_Records provided_
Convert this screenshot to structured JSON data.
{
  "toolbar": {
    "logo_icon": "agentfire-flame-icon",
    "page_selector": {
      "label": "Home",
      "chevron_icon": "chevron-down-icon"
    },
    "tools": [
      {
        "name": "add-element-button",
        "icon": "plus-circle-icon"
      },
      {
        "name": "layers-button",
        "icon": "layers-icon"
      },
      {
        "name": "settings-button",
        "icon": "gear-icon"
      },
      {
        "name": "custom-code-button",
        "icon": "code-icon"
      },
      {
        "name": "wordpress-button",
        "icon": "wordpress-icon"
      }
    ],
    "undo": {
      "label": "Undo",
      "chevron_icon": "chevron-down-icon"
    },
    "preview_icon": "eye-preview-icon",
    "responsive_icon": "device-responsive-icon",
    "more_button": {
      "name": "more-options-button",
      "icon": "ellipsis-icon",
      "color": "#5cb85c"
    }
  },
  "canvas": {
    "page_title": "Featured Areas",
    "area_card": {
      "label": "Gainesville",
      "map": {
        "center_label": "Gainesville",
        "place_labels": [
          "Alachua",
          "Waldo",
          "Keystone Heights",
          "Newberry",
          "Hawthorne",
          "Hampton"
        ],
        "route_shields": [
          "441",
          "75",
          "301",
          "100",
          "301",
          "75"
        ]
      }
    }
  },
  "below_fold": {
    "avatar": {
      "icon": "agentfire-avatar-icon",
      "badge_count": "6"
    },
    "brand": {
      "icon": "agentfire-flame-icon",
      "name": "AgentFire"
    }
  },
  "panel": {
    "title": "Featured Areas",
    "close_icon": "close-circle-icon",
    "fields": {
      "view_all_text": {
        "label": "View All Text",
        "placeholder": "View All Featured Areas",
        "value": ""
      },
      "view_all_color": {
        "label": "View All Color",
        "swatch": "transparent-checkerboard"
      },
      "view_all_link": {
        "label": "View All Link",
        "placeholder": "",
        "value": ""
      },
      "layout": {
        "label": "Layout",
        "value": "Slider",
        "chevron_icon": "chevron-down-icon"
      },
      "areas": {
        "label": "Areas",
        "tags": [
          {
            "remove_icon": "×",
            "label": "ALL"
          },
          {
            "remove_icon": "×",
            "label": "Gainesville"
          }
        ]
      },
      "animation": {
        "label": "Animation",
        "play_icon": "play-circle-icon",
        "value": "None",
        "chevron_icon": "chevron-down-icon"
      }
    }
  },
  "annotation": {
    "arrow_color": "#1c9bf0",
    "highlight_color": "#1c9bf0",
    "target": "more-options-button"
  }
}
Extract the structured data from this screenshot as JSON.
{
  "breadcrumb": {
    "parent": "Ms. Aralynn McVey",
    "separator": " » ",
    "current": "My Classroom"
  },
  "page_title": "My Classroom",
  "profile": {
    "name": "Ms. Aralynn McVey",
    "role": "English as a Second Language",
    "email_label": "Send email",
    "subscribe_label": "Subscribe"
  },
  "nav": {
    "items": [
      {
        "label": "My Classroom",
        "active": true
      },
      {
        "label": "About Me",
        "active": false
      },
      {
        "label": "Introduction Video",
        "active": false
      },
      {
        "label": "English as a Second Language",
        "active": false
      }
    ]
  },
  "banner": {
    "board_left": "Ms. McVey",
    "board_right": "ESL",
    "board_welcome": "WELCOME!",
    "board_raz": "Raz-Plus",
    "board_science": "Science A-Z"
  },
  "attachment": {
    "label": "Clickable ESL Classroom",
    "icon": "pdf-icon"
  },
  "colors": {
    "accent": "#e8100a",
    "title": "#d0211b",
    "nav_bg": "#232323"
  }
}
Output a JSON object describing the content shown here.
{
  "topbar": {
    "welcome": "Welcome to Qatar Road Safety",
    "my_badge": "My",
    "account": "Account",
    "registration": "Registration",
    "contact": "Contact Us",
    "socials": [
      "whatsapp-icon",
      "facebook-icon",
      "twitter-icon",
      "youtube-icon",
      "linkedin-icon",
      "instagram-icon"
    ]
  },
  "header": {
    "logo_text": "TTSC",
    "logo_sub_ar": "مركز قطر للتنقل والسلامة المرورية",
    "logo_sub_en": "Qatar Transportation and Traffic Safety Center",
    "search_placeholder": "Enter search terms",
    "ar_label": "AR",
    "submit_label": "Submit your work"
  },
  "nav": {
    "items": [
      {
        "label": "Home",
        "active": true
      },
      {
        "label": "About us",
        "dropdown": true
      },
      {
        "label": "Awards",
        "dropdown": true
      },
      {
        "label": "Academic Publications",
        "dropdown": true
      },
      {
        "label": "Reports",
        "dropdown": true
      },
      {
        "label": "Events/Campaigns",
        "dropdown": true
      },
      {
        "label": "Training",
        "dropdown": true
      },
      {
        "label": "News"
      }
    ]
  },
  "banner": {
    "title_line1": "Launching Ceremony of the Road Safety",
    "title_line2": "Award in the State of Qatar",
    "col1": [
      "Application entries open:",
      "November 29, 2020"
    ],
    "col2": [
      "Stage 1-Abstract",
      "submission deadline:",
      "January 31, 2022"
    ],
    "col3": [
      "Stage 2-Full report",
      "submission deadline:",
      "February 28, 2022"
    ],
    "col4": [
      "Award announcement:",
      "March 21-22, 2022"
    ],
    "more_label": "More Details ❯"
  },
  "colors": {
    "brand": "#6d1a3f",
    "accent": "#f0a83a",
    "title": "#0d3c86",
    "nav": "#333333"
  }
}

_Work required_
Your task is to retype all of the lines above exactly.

_Answer space_
Convert this screenshot to structured JSON data.
{
  "toolbar": {
    "logo_icon": "agentfire-flame-icon",
    "page_selector": {
      "label": "Home",
      "chevron_icon": "chevron-down-icon"
    },
    "tools": [
      {
        "name": "add-element-button",
        "icon": "plus-circle-icon"
      },
      {
        "name": "layers-button",
        "icon": "layers-icon"
      },
      {
        "name": "settings-button",
        "icon": "gear-icon"
      },
      {
        "name": "custom-code-button",
        "icon": "code-icon"
      },
      {
        "name": "wordpress-button",
        "icon": "wordpress-icon"
      }
    ],
    "undo": {
      "label": "Undo",
      "chevron_icon": "chevron-down-icon"
    },
    "preview_icon": "eye-preview-icon",
    "responsive_icon": "device-responsive-icon",
    "more_button": {
      "name": "more-options-button",
      "icon": "ellipsis-icon",
      "color": "#5cb85c"
    }
  },
  "canvas": {
    "page_title": "Featured Areas",
    "area_card": {
      "label": "Gainesville",
      "map": {
        "center_label": "Gainesville",
        "place_labels": [
          "Alachua",
          "Waldo",
          "Keystone Heights",
          "Newberry",
          "Hawthorne",
          "Hampton"
        ],
        "route_shields": [
          "441",
          "75",
          "301",
          "100",
          "301",
          "75"
        ]
      }
    }
  },
  "below_fold": {
    "avatar": {
      "icon": "agentfire-avatar-icon",
      "badge_count": "6"
    },
    "brand": {
      "icon": "agentfire-flame-icon",
      "name": "AgentFire"
    }
  },
  "panel": {
    "title": "Featured Areas",
    "close_icon": "close-circle-icon",
    "fields": {
      "view_all_text": {
        "label": "View All Text",
        "placeholder": "View All Featured Areas",
        "value": ""
      },
      "view_all_color": {
        "label": "View All Color",
        "swatch": "transparent-checkerboard"
      },
      "view_all_link": {
        "label": "View All Link",
        "placeholder": "",
        "value": ""
      },
      "layout": {
        "label": "Layout",
        "value": "Slider",
        "chevron_icon": "chevron-down-icon"
      },
      "areas": {
        "label": "Areas",
        "tags": [
          {
            "remove_icon": "×",
            "label": "ALL"
          },
          {
            "remove_icon": "×",
            "label": "Gainesville"
          }
        ]
      },
      "animation": {
        "label": "Animation",
        "play_icon": "play-circle-icon",
        "value": "None",
        "chevron_icon": "chevron-down-icon"
      }
    }
  },
  "annotation": {
    "arrow_color": "#1c9bf0",
    "highlight_color": "#1c9bf0",
    "target": "more-options-button"
  }
}
Extract the structured data from this screenshot as JSON.
{
  "breadcrumb": {
    "parent": "Ms. Aralynn McVey",
    "separator": " » ",
    "current": "My Classroom"
  },
  "page_title": "My Classroom",
  "profile": {
    "name": "Ms. Aralynn McVey",
    "role": "English as a Second Language",
    "email_label": "Send email",
    "subscribe_label": "Subscribe"
  },
  "nav": {
    "items": [
      {
        "label": "My Classroom",
        "active": true
      },
      {
        "label": "About Me",
        "active": false
      },
      {
        "label": "Introduction Video",
        "active": false
      },
      {
        "label": "English as a Second Language",
        "active": false
      }
    ]
  },
  "banner": {
    "board_left": "Ms. McVey",
    "board_right": "ESL",
    "board_welcome": "WELCOME!",
    "board_raz": "Raz-Plus",
    "board_science": "Science A-Z"
  },
  "attachment": {
    "label": "Clickable ESL Classroom",
    "icon": "pdf-icon"
  },
  "colors": {
    "accent": "#e8100a",
    "title": "#d0211b",
    "nav_bg": "#232323"
  }
}
Output a JSON object describing the content shown here.
{
  "topbar": {
    "welcome": "Welcome to Qatar Road Safety",
    "my_badge": "My",
    "account": "Account",
    "registration": "Registration",
    "contact": "Contact Us",
    "socials": [
      "whatsapp-icon",
      "facebook-icon",
      "twitter-icon",
      "youtube-icon",
      "linkedin-icon",
      "instagram-icon"
    ]
  },
  "header": {
    "logo_text": "TTSC",
    "logo_sub_ar": "مركز قطر للتنقل والسلامة المرورية",
    "logo_sub_en": "Qatar Transportation and Traffic Safety Center",
    "search_placeholder": "Enter search terms",
    "ar_label": "AR",
    "submit_label": "Submit your work"
  },
  "nav": {
    "items": [
      {
        "label": "Home",
        "active": true
      },
      {
        "label": "About us",
        "dropdown": true
      },
      {
        "label": "Awards",
        "dropdown": true
      },
      {
        "label": "Academic Publications",
        "dropdown": true
      },
      {
        "label": "Reports",
        "dropdown": true
      },
      {
        "label": "Events/Campaigns",
        "dropdown": true
      },
      {
        "label": "Training",
        "dropdown": true
      },
      {
        "label": "News"
      }
    ]
  },
  "banner": {
    "title_line1": "Launching Ceremony of the Road Safety",
    "title_line2": "Award in the State of Qatar",
    "col1": [
      "Application entries open:",
      "November 29, 2020"
    ],
    "col2": [
      "Stage 1-Abstract",
      "submission deadline:",
      "January 31, 2022"
    ],
    "col3": [
      "Stage 2-Full report",
      "submission deadline:",
      "February 28, 2022"
    ],
    "col4": [
      "Award announcement:",
      "March 21-22, 2022"
    ],
    "more_label": "More Details ❯"
  },
  "colors": {
    "brand": "#6d1a3f",
    "accent": "#f0a83a",
    "title": "#0d3c86",
    "nav": "#333333"
  }
}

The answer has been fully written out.